I hope you enjoy the maps. They are pretty informative and provide an interesting tool for homebuyers that can help people make more informed choices. I’d like to thanks my excellent team of engineers whose talent and professionalism are truli-amazing, the awesome pr crew we have, as well as the senior management team at Trulia who supported this idea from its inception.0 comments
When we first implemented map markers on our Android apps we were just using an image to highlight each location. Over time we wanted to add the specific price as well. As I started working on an implementation of that feature I was hard pressed to find any articles or examples of what we wanted to accomplish. So I had to start from scratch and figure out a method by myself. The initial implementation is currently in use on our Trulia Rentals android app. However, there are some deficiencies with that version and some of the code is sub-optimal. In this post I will detail the new method I am working on (which will be ported into all of our android apps).0 comments
With the last major release of our Android app we added in Street View capability on property detail pages. The response we got from users was extremely positive but we couldn’t help but notice a few issues that really degraded a user’s experience.
First, we assumed (incorrectly) that the built in Street View app would be available on all Android phones.

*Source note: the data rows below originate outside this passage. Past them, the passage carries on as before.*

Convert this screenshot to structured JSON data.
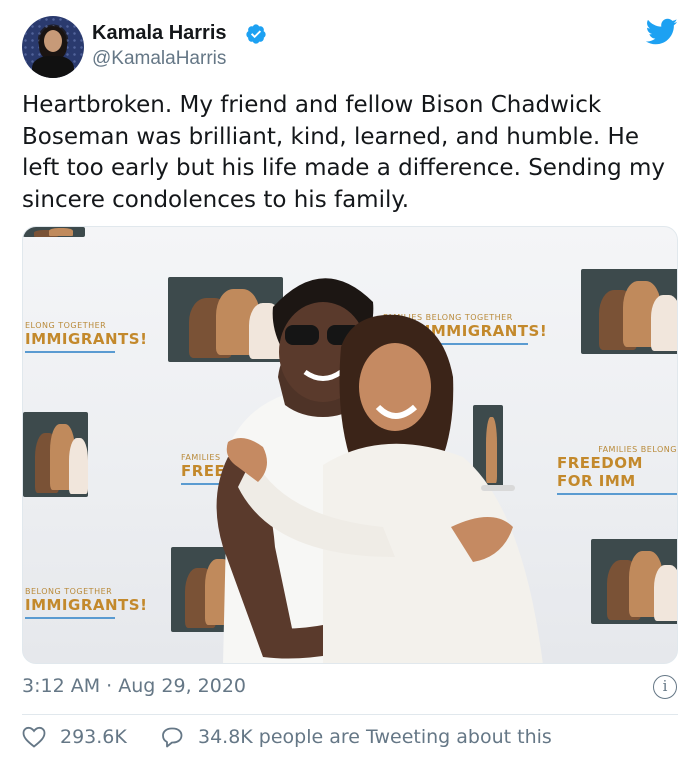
{
  "author": {
    "name": "Kamala Harris",
    "handle": "@KamalaHarris",
    "verified": true
  },
  "tweet": {
    "text": "Heartbroken. My friend and fellow Bison Chadwick Boseman was brilliant, kind, learned, and humble. He left too early but his life made a difference. Sending my sincere condolences to his family."
  },
  "photo": {
    "banners": {
      "left_top_small": "ELONG TOGETHER",
      "left_top_big": "IMMIGRANTS!",
      "center_top_small": "FAMILIES BELONG TOGETHER",
      "center_top_big": "FOR IMMIGRANTS!",
      "center_mid_small": "FAMILIES",
      "center_mid_big": "FREEDOM FO",
      "right_mid_small": "FAMILIES BELONG",
      "right_mid_big": "FREEDOM FOR IMM",
      "left_bottom_small": "BELONG TOGETHER",
      "left_bottom_big": "IMMIGRANTS!"
    }
  },
  "meta": {
    "time": "3:12 AM",
    "separator": "·",
    "date": "Aug 29, 2020"
  },
  "stats": {
    "likes": "293.6K",
    "tweeting": "34.8K people are Tweeting about this"
  },
  "colors": {
    "twitter_blue": "#1da1f2",
    "secondary_text": "#657786",
    "banner_gold": "#c3892c"
  },
  "icons": {
    "verified": "verified-badge-icon",
    "bird": "twitter-bird-icon",
    "info": "info-icon",
    "like": "heart-icon",
    "reply": "speech-bubble-icon"
  }
}
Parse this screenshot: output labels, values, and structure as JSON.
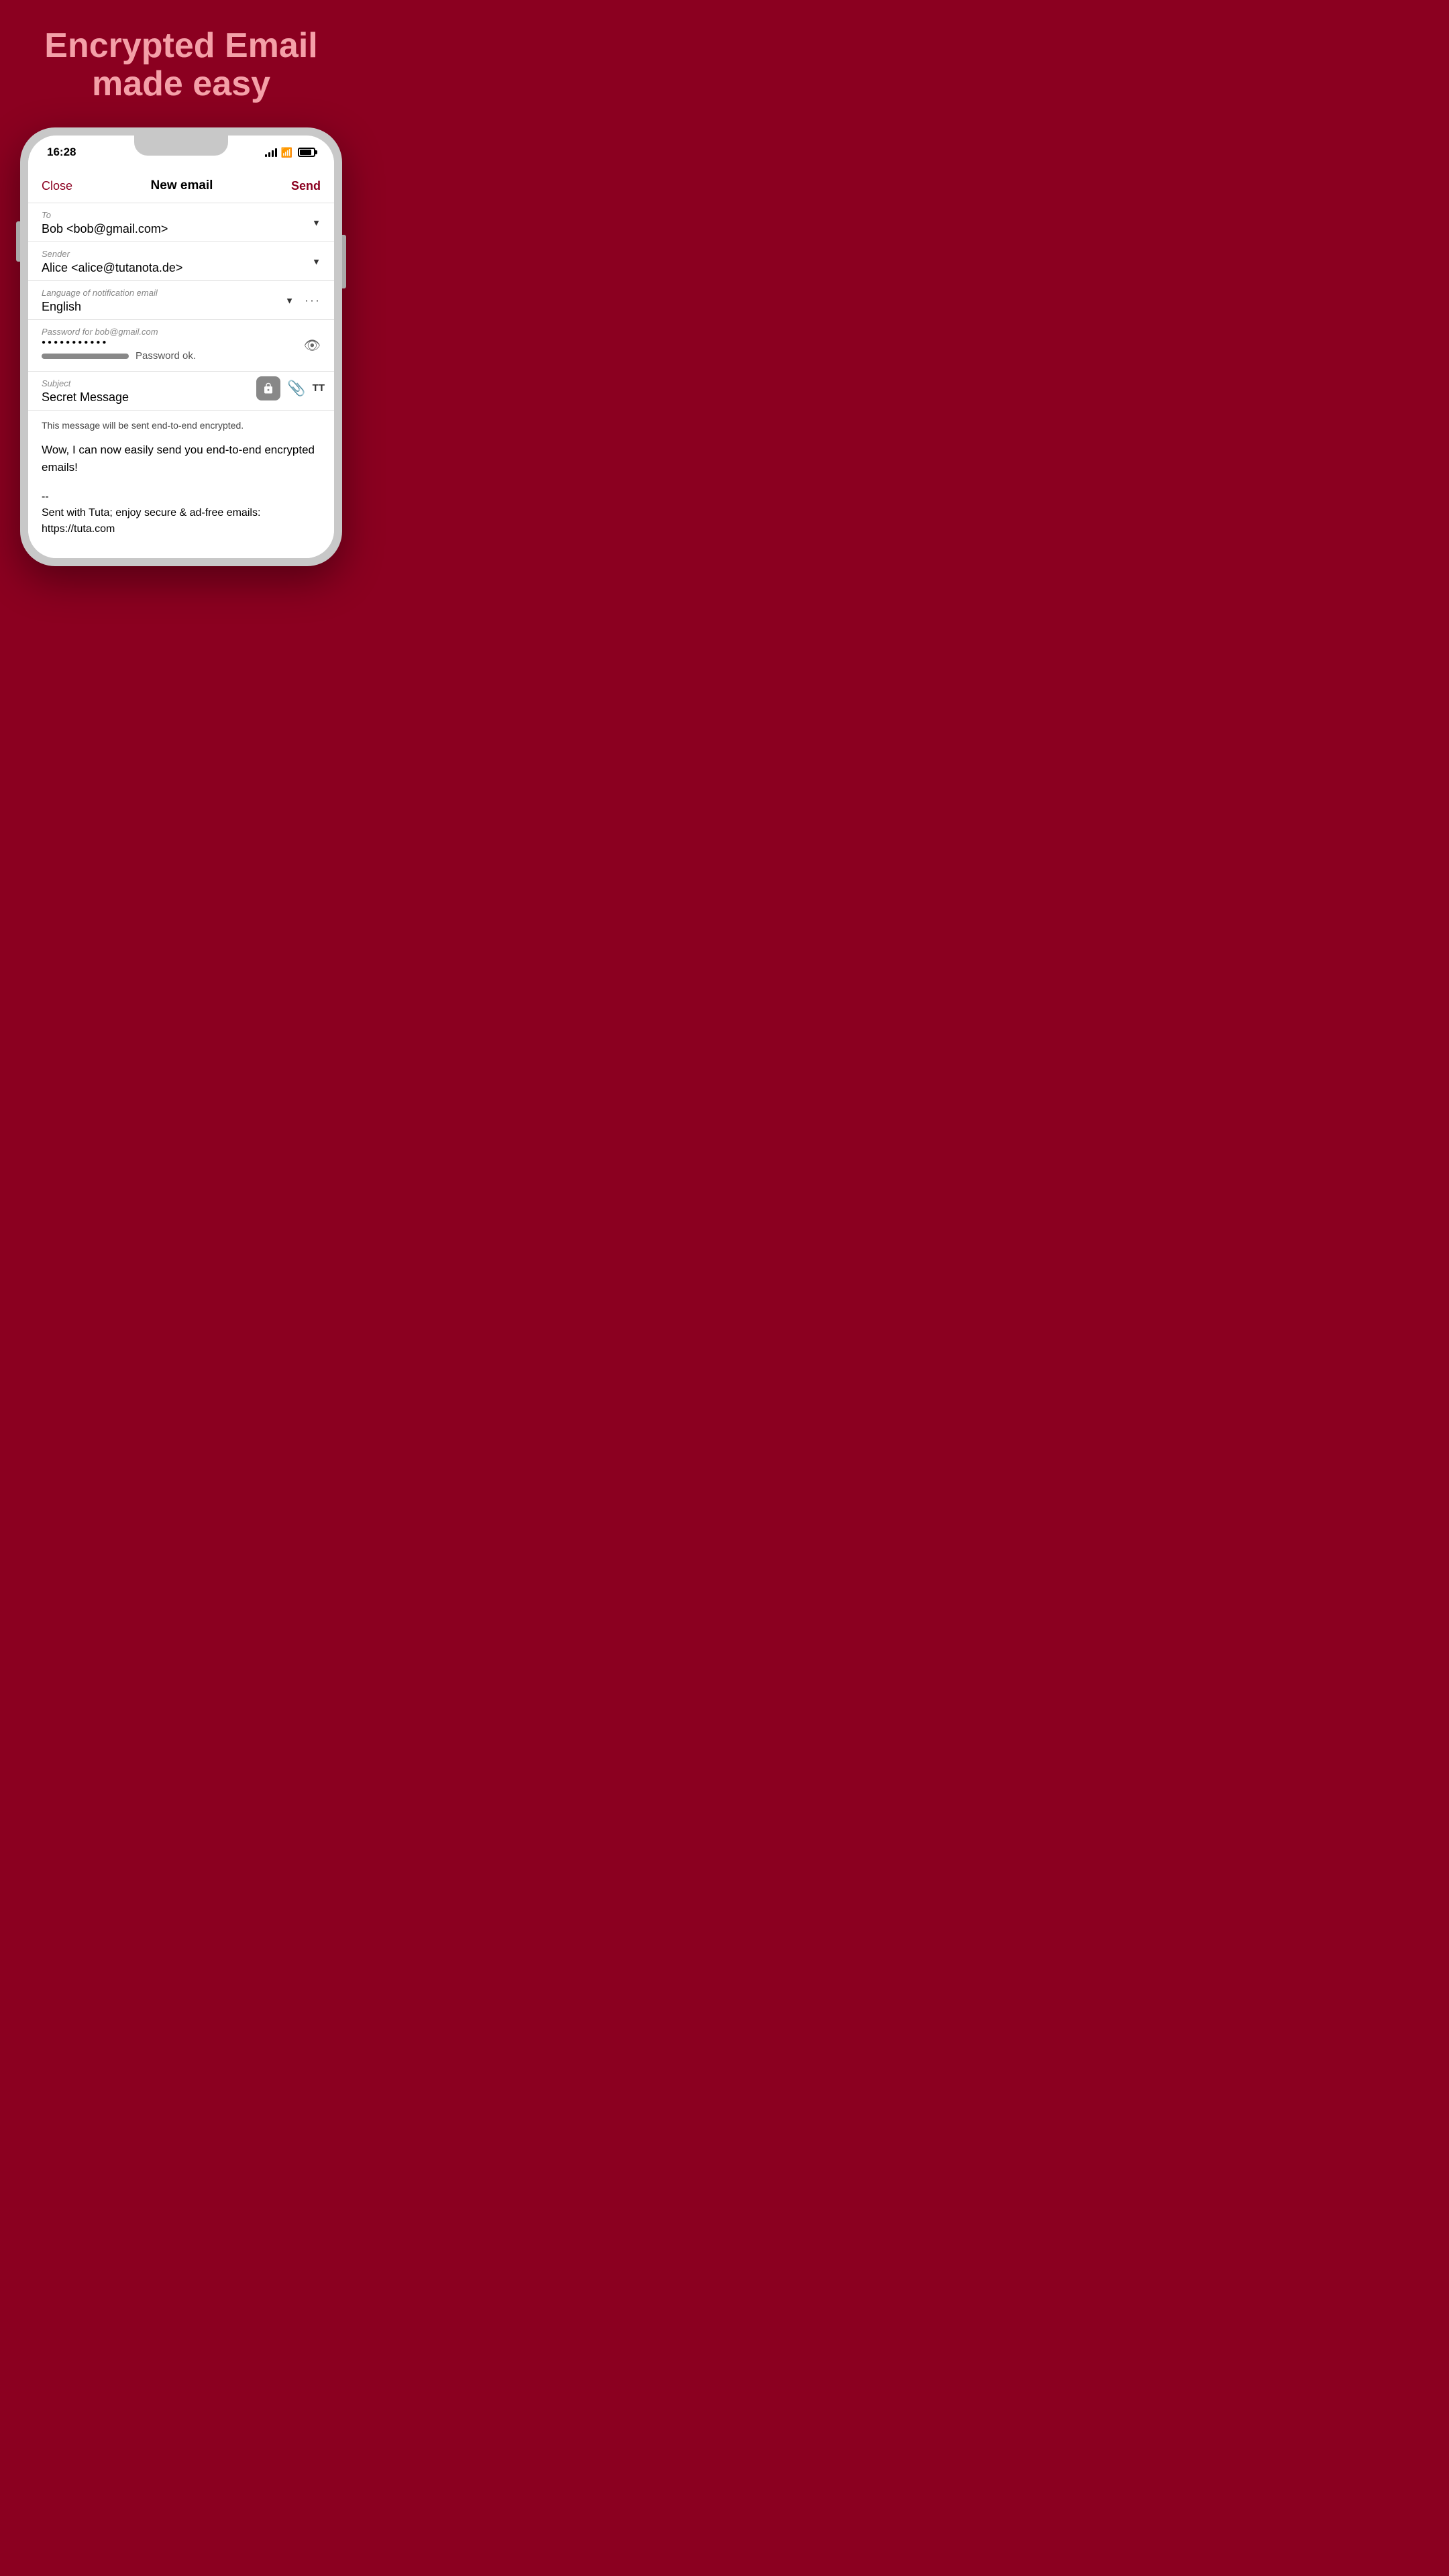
{
  "hero": {
    "line1": "Encrypted Email",
    "line2": "made easy"
  },
  "statusBar": {
    "time": "16:28",
    "signal": "signal",
    "wifi": "wifi",
    "battery": "battery"
  },
  "composeHeader": {
    "close": "Close",
    "title": "New email",
    "send": "Send"
  },
  "fields": {
    "toLabel": "To",
    "toValue": "Bob <bob@gmail.com>",
    "senderLabel": "Sender",
    "senderValue": "Alice <alice@tutanota.de>",
    "langLabel": "Language of notification email",
    "langValue": "English",
    "passwordLabel": "Password for bob@gmail.com",
    "passwordValue": "●●●●●●●●●●●",
    "passwordStatus": "Password ok.",
    "subjectLabel": "Subject",
    "subjectValue": "Secret Message",
    "encryptedNotice": "This message will be sent end-to-end encrypted.",
    "bodyText": "Wow, I can now easily send you end-to-end encrypted emails!",
    "signature": "--\nSent with Tuta; enjoy secure & ad-free emails:\nhttps://tuta.com"
  }
}
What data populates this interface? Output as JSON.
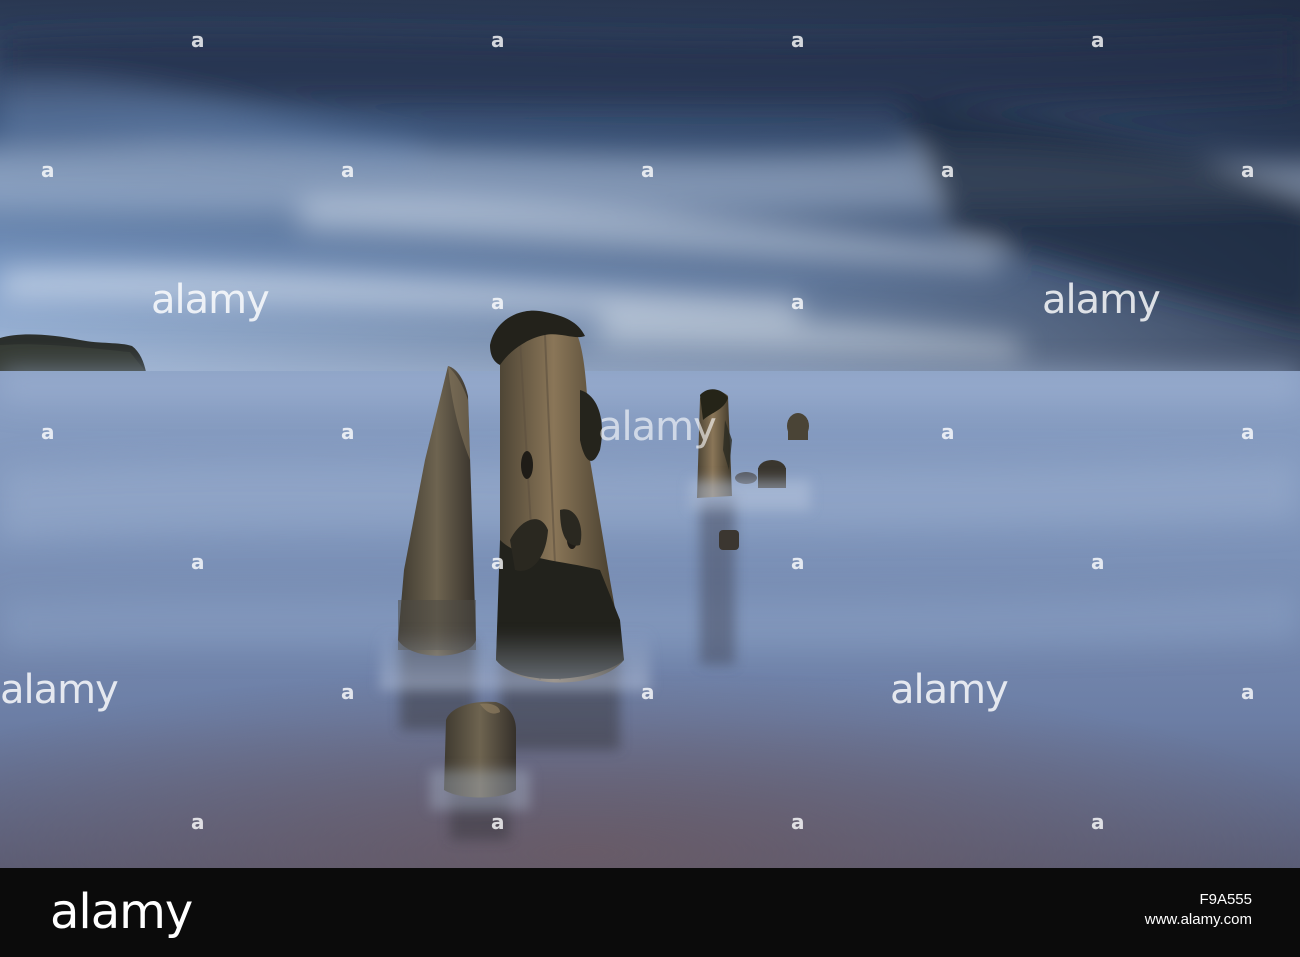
{
  "watermark": {
    "logo_text": "alamy",
    "mark_text": "a"
  },
  "footer": {
    "logo_text": "alamy",
    "image_id": "F9A555",
    "url": "www.alamy.com"
  },
  "colors": {
    "sky_dark": "#2c3b55",
    "sky_light": "#9db5d6",
    "sea_mist": "#8ea1c2",
    "sand": "#5e5668",
    "post_wood": "#7a6a52",
    "seaweed": "#2b2a22",
    "footer_bg": "#0b0b0b"
  }
}
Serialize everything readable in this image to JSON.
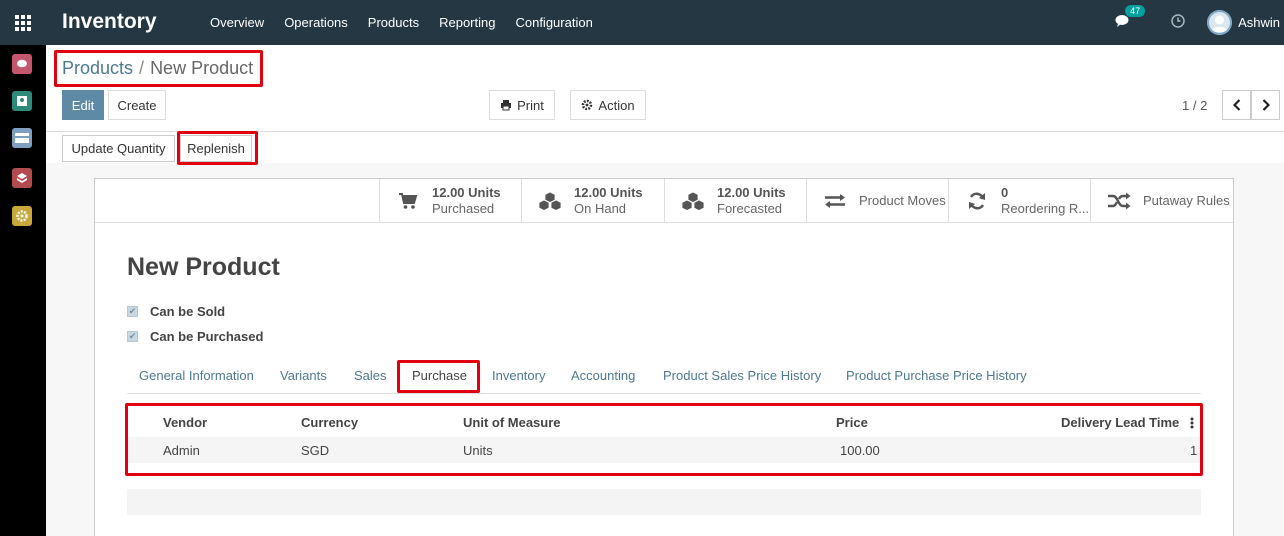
{
  "app": {
    "title": "Inventory",
    "menu": [
      "Overview",
      "Operations",
      "Products",
      "Reporting",
      "Configuration"
    ],
    "notification_count": "47",
    "user_name": "Ashwin"
  },
  "sidebar_apps": [
    "discuss-app-icon",
    "contacts-app-icon",
    "invoicing-app-icon",
    "inventory-app-icon",
    "settings-app-icon"
  ],
  "breadcrumb": {
    "parent": "Products",
    "separator": "/",
    "current": "New Product"
  },
  "toolbar": {
    "edit": "Edit",
    "create": "Create",
    "print": "Print",
    "action": "Action",
    "pager": "1 / 2"
  },
  "status_buttons": {
    "update_quantity": "Update Quantity",
    "replenish": "Replenish"
  },
  "smart_buttons": [
    {
      "value": "12.00 Units",
      "label": "Purchased",
      "icon": "cart-icon"
    },
    {
      "value": "12.00 Units",
      "label": "On Hand",
      "icon": "cubes-icon"
    },
    {
      "value": "12.00 Units",
      "label": "Forecasted",
      "icon": "cubes-icon"
    },
    {
      "value": "",
      "label": "Product Moves",
      "icon": "exchange-icon"
    },
    {
      "value": "0",
      "label": "Reordering R...",
      "icon": "refresh-icon"
    },
    {
      "value": "",
      "label": "Putaway Rules",
      "icon": "random-icon"
    }
  ],
  "product": {
    "name": "New Product",
    "can_be_sold": "Can be Sold",
    "can_be_purchased": "Can be Purchased"
  },
  "tabs": [
    "General Information",
    "Variants",
    "Sales",
    "Purchase",
    "Inventory",
    "Accounting",
    "Product Sales Price History",
    "Product Purchase Price History"
  ],
  "active_tab": "Purchase",
  "vendor_table": {
    "columns": [
      "Vendor",
      "Currency",
      "Unit of Measure",
      "Price",
      "Delivery Lead Time"
    ],
    "rows": [
      [
        "Admin",
        "SGD",
        "Units",
        "100.00",
        "1"
      ]
    ]
  },
  "colors": {
    "navbar": "#243742",
    "accent": "#5f8aa5",
    "highlight": "#e0000f",
    "badge": "#00a09d"
  }
}
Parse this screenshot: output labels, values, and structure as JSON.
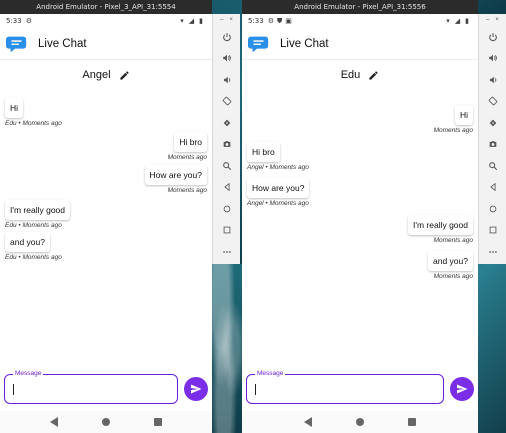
{
  "left_emulator": {
    "window_title": "Android Emulator - Pixel_3_API_31:5554",
    "status_time": "5:33",
    "app_title": "Live Chat",
    "peer_name": "Angel",
    "messages": [
      {
        "side": "left",
        "text": "Hi",
        "meta": "Edu • Moments ago"
      },
      {
        "side": "right",
        "text": "Hi bro",
        "meta": "Moments ago"
      },
      {
        "side": "right",
        "text": "How are you?",
        "meta": "Moments ago"
      },
      {
        "side": "left",
        "text": "I'm really good",
        "meta": "Edu • Moments ago"
      },
      {
        "side": "left",
        "text": "and you?",
        "meta": "Edu • Moments ago"
      }
    ],
    "input_label": "Message"
  },
  "right_emulator": {
    "window_title": "Android Emulator - Pixel_API_31:5556",
    "status_time": "5:33",
    "app_title": "Live Chat",
    "peer_name": "Edu",
    "messages": [
      {
        "side": "right",
        "text": "Hi",
        "meta": "Moments ago"
      },
      {
        "side": "left",
        "text": "Hi bro",
        "meta": "Angel • Moments ago"
      },
      {
        "side": "left",
        "text": "How are you?",
        "meta": "Angel • Moments ago"
      },
      {
        "side": "right",
        "text": "I'm really good",
        "meta": "Moments ago"
      },
      {
        "side": "right",
        "text": "and you?",
        "meta": "Moments ago"
      }
    ],
    "input_label": "Message"
  },
  "toolbar": {
    "items": [
      "power-icon",
      "volume-up-icon",
      "volume-down-icon",
      "rotate-left-icon",
      "rotate-right-icon",
      "camera-icon",
      "zoom-icon",
      "back-icon",
      "home-icon",
      "overview-icon",
      "more-icon"
    ]
  },
  "colors": {
    "accent": "#7b2ee8",
    "input_border": "#6a1fd6",
    "logo": "#2a8fe6"
  }
}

And how did that work out? The stack traces in the Market crash reports told the whole story: some people didn’t have the app installed.0 comments
July 2011 marked the anniversary of Trulia’s Innovation Days. We are extremely excited about our innovation program and wanted to take this opportunity to share some details and insights into what these Innovation Days entail.
It all started with the recognition that innovation is very important when creating a winning company, and that it can really blossom when actively nurtured and developed. We truly believe innovation is free spirited and should not be bound by strict rules! The program evolved following a simple principle: “Pave sidewalks where people walk”. This statement helps the program to retain its grass roots, unbound and organic characteristics and leverages the power of our teams without over-management.0 comments